the information sources were scattering like
cockroaches. Interestingly, one of the men who listened to
nineteen-year-old Plunkett's advice was his boss,
Initially police detained
stage workers to prevent them from going back to New
York. After questioning revealed a snarl of
contradictory answers, the men were arrested and
charged with manslaughter due to criminal
Judge Caverly rejected cash bail from Mr.
Bluebeard business manager, Edwin Price, and required
a $5,000 bond backed by real estate for each man.
At his arraignment Plunkett was represented by
Thomas S. Hogan.
Plunkett was the slender and six-foot-tall, fair-haired
and blue-eyed son of European immigrants, Agnes Graffin Plunkett Cheshire
and the late Richard Plunkett, a carpenter. William quit school after
the 7th grade during the turbulent time of his father's death and mother's
remarriage. At age nineteen in 1900 he described himself as an
actor but nothing is known of how he became involved in the theater.
Had a couple female actresses living two doors down so perhaps they gave him
a leg up. As likely is that they looked at him as an important
connection. By twenty-three he'd been working for over a decade and had skills sufficient to gain a position of responsibility in a major theater
road company - and to persuade five older men to flee from authorities.
In the years after the
In 1910 he lived with his mother, stepfather and
older brother, Richard Plunkett, in Manhattan and described himself as a theater manager.
How long he remained in the industry after that is not known. A
William Plunkett was stage manager for a musical comedy that appeared at
the Royale Theater in New York City, Woof Woof in late 1929, but I failed to learn
if it was the same fellow who was at the Iroquois in 1903. Other than
Woof Woof, I found nothing tying a William Plunkett to the theater
after 1910. According to newspaper reviews the show was a dog and
lasted only two months. Given that it opened weeks after the stock market crash
that kicked off the Great Depression, however, even a more promising production might have
Discrepancies and addendum
* It would be
revealed during the investigation that stage workers employed by the theater
were critical of Carlton's haphazard handling of the
** One of the two
Iroquois anniversary books, Chicago Death Trap,
states that Plunkett sounded a bell but

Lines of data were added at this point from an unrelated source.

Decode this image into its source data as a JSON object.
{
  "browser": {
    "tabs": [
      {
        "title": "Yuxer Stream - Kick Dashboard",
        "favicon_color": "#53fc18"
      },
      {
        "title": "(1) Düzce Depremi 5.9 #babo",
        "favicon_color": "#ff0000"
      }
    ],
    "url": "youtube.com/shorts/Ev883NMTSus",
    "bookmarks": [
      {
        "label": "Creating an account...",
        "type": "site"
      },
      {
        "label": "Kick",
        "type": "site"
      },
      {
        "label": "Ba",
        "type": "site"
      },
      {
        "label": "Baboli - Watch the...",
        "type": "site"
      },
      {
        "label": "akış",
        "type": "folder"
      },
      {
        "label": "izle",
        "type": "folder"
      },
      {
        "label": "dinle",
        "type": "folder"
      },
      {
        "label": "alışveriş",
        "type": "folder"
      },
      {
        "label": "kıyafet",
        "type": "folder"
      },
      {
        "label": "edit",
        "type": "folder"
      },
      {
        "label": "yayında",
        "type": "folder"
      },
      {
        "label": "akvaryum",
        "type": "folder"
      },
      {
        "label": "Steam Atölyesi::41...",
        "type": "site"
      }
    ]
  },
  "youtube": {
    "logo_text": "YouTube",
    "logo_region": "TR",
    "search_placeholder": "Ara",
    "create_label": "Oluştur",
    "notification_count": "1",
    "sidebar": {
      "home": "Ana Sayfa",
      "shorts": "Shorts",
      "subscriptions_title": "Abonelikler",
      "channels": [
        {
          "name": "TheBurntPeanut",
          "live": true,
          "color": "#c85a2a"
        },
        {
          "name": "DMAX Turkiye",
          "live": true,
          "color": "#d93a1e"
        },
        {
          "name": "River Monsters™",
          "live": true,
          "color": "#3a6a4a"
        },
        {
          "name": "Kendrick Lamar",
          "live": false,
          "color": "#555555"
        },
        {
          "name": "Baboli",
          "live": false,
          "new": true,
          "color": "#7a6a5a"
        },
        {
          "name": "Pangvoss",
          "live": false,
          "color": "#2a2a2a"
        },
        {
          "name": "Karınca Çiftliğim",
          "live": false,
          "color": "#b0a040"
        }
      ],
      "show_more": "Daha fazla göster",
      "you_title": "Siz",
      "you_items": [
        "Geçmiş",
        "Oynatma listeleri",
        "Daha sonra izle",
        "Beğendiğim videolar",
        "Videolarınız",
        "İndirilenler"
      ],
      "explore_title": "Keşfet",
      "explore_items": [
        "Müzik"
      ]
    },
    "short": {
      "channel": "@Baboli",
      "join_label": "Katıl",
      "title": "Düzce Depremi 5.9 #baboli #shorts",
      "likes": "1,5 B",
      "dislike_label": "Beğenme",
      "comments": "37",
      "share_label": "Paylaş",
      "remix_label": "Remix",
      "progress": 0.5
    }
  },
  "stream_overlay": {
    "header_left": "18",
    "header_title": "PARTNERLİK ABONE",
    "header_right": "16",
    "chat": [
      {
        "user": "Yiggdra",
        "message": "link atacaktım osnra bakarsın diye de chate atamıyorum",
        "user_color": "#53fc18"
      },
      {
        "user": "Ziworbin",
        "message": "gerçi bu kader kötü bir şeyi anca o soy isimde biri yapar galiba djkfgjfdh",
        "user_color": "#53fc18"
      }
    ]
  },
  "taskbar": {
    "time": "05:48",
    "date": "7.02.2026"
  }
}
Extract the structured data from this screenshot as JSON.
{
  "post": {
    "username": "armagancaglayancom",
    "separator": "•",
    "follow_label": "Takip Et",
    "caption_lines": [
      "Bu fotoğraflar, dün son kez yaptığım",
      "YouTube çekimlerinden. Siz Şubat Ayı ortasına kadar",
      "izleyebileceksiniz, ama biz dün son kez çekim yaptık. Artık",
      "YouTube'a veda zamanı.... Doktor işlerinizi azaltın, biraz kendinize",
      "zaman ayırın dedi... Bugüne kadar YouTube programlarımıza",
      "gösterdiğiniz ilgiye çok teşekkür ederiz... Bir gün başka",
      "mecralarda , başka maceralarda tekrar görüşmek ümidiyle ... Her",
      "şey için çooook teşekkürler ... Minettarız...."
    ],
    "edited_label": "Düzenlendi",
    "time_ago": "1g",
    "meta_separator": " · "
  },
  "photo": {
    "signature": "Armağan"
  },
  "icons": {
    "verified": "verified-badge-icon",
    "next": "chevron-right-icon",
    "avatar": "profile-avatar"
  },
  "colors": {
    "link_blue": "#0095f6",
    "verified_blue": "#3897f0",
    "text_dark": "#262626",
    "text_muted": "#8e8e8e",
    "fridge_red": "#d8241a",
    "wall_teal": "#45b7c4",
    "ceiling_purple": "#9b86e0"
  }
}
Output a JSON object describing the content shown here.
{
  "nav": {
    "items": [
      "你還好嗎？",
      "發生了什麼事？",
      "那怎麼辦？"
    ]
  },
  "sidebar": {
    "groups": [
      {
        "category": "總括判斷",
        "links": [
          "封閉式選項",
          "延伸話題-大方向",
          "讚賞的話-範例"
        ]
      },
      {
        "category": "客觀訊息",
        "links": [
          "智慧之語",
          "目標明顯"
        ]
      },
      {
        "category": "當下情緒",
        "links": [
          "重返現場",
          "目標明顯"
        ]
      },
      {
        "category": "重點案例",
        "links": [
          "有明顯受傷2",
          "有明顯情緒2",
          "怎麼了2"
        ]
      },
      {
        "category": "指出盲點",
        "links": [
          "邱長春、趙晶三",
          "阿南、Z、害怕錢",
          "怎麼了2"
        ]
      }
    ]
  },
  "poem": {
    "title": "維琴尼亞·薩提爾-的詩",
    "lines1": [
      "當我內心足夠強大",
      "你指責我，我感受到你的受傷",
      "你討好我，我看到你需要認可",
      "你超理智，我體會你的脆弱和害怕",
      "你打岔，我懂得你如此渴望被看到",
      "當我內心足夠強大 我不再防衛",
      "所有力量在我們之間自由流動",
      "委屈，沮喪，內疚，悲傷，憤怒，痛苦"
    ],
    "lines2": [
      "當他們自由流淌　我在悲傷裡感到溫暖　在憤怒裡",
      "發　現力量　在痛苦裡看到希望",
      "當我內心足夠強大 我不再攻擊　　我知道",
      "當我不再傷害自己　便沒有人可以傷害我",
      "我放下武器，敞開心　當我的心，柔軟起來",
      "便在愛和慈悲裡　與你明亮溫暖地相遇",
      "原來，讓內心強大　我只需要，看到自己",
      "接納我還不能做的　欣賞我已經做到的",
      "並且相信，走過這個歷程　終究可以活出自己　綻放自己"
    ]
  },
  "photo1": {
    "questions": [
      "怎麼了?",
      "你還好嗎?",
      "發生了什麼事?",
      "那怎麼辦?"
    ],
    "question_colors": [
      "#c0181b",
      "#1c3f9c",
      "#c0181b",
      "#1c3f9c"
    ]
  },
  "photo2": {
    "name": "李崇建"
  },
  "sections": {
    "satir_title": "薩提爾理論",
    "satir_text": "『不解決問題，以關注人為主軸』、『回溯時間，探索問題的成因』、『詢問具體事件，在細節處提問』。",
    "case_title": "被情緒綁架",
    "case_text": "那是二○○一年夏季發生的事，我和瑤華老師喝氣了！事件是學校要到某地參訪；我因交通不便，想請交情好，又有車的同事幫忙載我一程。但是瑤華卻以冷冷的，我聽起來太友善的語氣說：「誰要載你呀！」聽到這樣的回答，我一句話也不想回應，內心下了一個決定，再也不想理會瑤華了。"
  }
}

court testimony from operator of lamp #1, H. Hill,
who was standing nearby, expressed his criticism of
the fire-curtain alert, specifically because it was
only visual and not also auditory, thus dependent
upon a busy curtain operator seeing it flash.
*** Seymour had become ill
and was taken home by another stage hand, Wilson D.
Kerr, prior to the outbreak of the fire.